Envisat is an advanced polar-orbiting Earth-observation satellite that provides measurements of the atmosphere, ocean, land and ice. It was launched in March 2002 on an Ariane 5 rocket into an 800km polar orbit by the European Space Agency (ESA). Originally planned for five years, the life of Envisat has been extended till 2013.

Envisat uses ten different instruments and provides near-real-time (NRT) data. The NRT data helps in monitoring daily sea surface temperatures, worldwide fire maps, UV radiation levels and ozone forecasts.

The satelite also helps scientists access data for analysing long-term climatic changes.

“Envisat is an advanced polar-orbiting Earth-observation satellite.”

The polar platform (PPF) has two elements: the service module (SM) and the payload module (PLM). The SM houses the main satellite support functions, such as command and control, communications with the ground, power, attitude and orbit control, and propulsion. The PLM houses Envisat instruments and PPF payload support equipment (data management and communications, and electrical distribution).

Around ten optical and radar instruments are carried by Envisat to gather data on the Earth’s atmosphere, the oceans and the polar icecaps. It also provides information on the various changes occuring in climatic conditions.

Instruments aboard the PLM include: Michelson interferometer for passive atmospheric sounding (MIPAS), global ozone monitoring by occultation of stars (GOMOS), scanning imaging absorption spectrometer for atmospheric cartography (SCIAMACHY), medium-resolution imaging spectrometer (MERIS), advanced along track scanning radiometer (AATSR), advanced synthetic aperture radar (ASAR), radar altimeter 2 (RA-2), microwave radiometer (MWR), doppler orbitography and radiopositioning integrated by satellite (DORIS), and laser retro-reflector (LRR).

The ASAR provides maximum coverage, range of incidence angles, polarisation and modes of operation by operating in C band.

MERIS measures the solar radiation reflected by the earth with a spatial resolution of 300m, with 15 spectral bands in visible and near infrared and programmable in width and position. MERIS covers the entire globe every three days.

Envisat data will support Earth science research and allow monitoring of the evolution of environmental and climatic changes. It will also facilitate the development of operational and commercial applications.

The data provided by Envisat has helped scientists studying the atmosphere of littoral zones, radar technology and interferometry, winds, surface waves, vegetation and agriculture, oil exploration, ocean colours, tracking of oil pollution at sea and monitoring ice caps.

Envisat polar platform

The Envisat polar platform is configured to maximise the space available for instruments. The instruments include two radar instruments, three spectrometers of different types and measurement characteristics, two different radiometers (broad and narrow band), the first high-resolution spaceborne interferometer for long-term observation and two instruments for range measurements.

Satellite testing

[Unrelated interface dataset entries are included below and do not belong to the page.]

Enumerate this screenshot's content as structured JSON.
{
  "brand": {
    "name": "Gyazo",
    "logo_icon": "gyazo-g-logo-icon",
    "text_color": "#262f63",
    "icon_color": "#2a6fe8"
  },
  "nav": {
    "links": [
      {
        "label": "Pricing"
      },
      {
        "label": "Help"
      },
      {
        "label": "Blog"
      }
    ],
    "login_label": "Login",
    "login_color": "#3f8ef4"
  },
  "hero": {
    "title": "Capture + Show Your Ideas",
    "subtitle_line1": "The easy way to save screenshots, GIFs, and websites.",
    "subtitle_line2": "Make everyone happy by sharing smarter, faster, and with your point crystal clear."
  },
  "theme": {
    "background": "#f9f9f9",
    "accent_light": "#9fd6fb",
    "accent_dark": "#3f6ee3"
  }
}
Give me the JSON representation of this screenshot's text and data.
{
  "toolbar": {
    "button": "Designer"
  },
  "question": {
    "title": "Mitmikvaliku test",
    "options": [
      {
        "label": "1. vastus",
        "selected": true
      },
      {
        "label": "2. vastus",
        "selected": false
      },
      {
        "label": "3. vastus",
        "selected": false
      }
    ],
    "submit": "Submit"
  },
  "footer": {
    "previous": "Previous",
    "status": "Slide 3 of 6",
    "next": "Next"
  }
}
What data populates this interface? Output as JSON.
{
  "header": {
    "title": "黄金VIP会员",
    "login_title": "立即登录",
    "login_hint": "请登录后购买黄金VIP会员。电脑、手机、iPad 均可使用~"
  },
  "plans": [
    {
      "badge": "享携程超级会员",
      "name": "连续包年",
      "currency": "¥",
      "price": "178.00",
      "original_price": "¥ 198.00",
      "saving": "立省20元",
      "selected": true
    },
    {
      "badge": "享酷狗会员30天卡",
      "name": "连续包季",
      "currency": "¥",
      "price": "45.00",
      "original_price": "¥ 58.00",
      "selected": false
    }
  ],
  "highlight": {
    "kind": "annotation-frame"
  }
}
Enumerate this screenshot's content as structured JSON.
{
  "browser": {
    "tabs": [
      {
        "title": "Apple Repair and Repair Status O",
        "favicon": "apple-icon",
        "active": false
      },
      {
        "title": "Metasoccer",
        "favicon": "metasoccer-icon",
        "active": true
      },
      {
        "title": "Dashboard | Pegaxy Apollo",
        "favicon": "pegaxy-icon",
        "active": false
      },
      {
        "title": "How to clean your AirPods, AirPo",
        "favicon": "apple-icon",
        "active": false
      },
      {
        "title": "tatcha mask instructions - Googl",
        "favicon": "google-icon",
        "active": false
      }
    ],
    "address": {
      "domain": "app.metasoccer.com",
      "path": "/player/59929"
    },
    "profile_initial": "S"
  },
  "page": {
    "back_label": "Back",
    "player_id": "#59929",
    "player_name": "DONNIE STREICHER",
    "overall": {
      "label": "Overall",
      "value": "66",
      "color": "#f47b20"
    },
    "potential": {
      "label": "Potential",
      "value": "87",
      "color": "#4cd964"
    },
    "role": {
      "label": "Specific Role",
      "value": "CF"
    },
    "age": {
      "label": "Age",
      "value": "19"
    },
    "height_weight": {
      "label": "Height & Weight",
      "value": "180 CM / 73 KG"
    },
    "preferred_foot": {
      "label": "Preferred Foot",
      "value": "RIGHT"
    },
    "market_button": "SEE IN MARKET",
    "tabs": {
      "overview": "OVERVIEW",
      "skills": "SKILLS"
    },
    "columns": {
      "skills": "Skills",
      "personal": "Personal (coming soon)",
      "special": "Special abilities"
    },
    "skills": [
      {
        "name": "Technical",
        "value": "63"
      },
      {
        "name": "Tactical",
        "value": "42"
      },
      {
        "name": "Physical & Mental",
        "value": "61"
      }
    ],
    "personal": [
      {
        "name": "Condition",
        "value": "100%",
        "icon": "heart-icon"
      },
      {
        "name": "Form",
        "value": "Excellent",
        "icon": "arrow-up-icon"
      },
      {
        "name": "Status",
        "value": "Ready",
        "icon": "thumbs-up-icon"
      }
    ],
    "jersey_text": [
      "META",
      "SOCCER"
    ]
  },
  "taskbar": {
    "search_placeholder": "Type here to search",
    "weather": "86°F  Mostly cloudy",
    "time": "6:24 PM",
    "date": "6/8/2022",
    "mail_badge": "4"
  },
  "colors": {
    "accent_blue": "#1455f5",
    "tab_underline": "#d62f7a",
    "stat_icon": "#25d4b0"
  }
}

The Envisat satellite went through its last testing in January 2001. The tests were conducted at the ESA Test Centre in Noordwijk, the Netherlands, before the satellite was shipped to Kourou for launch. For transport, Envisat was put into two large containers: a payload module container and a service module container. Getting all the equipment out to the French dependency was a major task involving the transport of machinery by air, land and water.

The launch had originally been intended for July 2001, but this date was thrown back after problems were discovered in the upper stage of the rocket. The ignition of the rocket’s Aestus engine was unsatisfactory. The satellite was finally launched in March 2002.

“Envisat was launched in March 2002 on an Ariane 5 rocket into an 800km polar orbit by the European Space Agency (ESA).”

Envisat ground operations

The ground segment has two major elements. The flight operation segment has command and control of the satellite. The payload data segment is responsible for instrument data. The ground stations are at Kiruna, Fucino, Svallbard and Villafranca. The last is responsible for TT&C back-up.

When the satellite is not visible, the ground stations receive data through the ESA data relay satellite system Artemis. The flight operations control centre (FOCC) is located at ESOC in Darmstadt, Germany.


The development and construction of the 8,200kg spacecraft took more than ten years, with the involvement of almost 100 companies in 14 countries. Astrium UK was the prime contractor to ESA for two of the major instruments and the polar platform. Astrium Germany was mission prime to ESA with overall responsibility for the instruments, the payload equipment bay and two instruments specifically. Astrium (France) had responsibility for the service module and other instruments.

Envisat also has a number of other companies involved in the construction. Thomson-CSF Services & Systemes Sol Spatiaux is prime contractor responsible for overall programme management, central procurement of hardware and software, system engineering, and system validation and acceptance for the payload data segment.

The PPF construction is led by Matra Marconi Space in Bristol, UK, which is also responsible for the final satellite integration and preparation for launch. Dornier Satellitensysteme, Germany has major development responsibility for payload equipment bay, which is part of the payload module, and Matra Marconi Space in Toulouse, France, is leading the service module development.